Updated: Jun 14, 2019
In every restaurant, labor costs are a primary focus. It makes sense, it's the greatest loss of revenue. But what is the break-down of labor costs? Person to person, employer to employee, what is the true cost of breaks?
In Washington, for every four hours you work, you receive a ten minute break, and it must be given within the first four hours of work. But staff can't just leave the dinner rush in order to rest. In every restaurant I've worked in, one manager or another has informed the staff that they signed their break away upon being hired, in order to work there. But did they??
You can't have an empty kitchen at 8pm, but what do restaurant breaks really look like?
Your employees signed away the right to have a sit-down period of ten minutes take place within four hour time frames, but they did not sign away their right to break time. Many restaurants have six, eight, nine hour shifts... Does your staff not deserve to eat during the time frame when most are hungry? What actually serves your best interest?
The solution to breaks is the recognition that your employees have the legal right to this time, and they can use it in little increments to nourish themselves. It's very simple, actually. Your staff understands the flow of business. They understand when they're needed, and when there are moments when everything is handled well enough. You can oversee this (and ask them to check in prior to taking one), but on some level you're going to need to allow breaks to happen, and even encourage it.
Not only does your staff have the right to their break time, you'll want to give it to them. Here's 3 reasons why:
1. People who are properly nourished are far better and more efficient workers.
Hunger and exhaustion lead to easily avoidable mistakes, slowly accomplished tasks, and sluggishness. That means that you lose money on product, get less done, and have potentially negative guest experiences - which is the exact opposite of saving money.
2. Employees who aren't respected and appreciated, do not in turn respect the company they work for.
This is a rule of thumb to remember across the board. When you do not value your staff, they do not value you. They do not strive to work efficiently, to save you money, to serve you well, because their interests are not being served well. They know they are not being respected. Though they might fear losing their job (and regardless of if they stay or if they leave), they will never truly work to serve your interests.
3. It actually costs you more money in labor, when you fight your employees' right to breaks.

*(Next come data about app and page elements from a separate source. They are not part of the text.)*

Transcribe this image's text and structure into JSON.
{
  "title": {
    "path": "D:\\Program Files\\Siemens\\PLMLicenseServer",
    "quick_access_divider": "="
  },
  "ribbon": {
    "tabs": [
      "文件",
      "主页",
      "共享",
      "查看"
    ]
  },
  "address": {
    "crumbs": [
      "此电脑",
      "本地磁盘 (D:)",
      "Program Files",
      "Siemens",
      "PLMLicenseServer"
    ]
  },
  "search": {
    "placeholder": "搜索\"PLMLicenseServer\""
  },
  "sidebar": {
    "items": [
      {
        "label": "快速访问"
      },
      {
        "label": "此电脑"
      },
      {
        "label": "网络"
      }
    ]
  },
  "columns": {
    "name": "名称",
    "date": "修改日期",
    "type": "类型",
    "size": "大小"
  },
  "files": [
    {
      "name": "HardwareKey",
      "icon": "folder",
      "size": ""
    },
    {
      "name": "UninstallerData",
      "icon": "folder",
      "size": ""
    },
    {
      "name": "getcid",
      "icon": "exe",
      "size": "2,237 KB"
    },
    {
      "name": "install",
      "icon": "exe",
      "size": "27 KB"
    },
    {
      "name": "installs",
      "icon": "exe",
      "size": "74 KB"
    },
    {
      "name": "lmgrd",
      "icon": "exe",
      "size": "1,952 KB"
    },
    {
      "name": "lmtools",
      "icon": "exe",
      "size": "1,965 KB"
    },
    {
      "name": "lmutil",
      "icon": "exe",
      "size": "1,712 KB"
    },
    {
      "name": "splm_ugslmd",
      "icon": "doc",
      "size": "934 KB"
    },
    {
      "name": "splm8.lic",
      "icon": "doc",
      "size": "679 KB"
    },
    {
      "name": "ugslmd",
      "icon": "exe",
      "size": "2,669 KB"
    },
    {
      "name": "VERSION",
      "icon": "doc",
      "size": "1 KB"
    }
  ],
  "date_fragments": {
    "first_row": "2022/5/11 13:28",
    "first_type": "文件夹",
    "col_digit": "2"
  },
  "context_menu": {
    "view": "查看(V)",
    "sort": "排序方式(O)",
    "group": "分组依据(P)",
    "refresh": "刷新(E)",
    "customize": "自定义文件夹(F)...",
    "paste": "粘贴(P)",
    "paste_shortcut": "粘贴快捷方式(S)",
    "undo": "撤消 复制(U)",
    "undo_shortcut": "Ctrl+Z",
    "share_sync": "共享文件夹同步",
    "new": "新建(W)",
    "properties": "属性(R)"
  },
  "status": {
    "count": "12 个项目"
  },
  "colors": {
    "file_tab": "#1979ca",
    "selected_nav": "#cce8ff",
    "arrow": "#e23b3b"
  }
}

I've actually worked for a company that was sued for militantly denying breaks and years later had to reimburse in bulk payments ... But let's forget that potential outcome. The reality is, it a break costs you nothing more in labor. That's right. People will still accomplish the same amount of work, if not more, when they can fit in the break they need. Financial loss comes when they aren't given the break. People know what's fair. When employees know they weren't given the time they were due, they will milk the clock an fit in that break after their shift when they wait to clock out. Those are the employees who will not work to serve you, because they are not being served. There are also the employees who will work sluggishly at the end of a long shift, because their bodies are tired and they can't be efficient.
The true cost of breaks, is when you don't allow them. When you value your employees, and when you look at the big picture, you can accomplish great things together. So much of business seeks to control things (and cost) on the micro level, without actually looking at the macro effect. When you come from a visionary space, and when you're able to treat your staff well, the growth of business is exponential.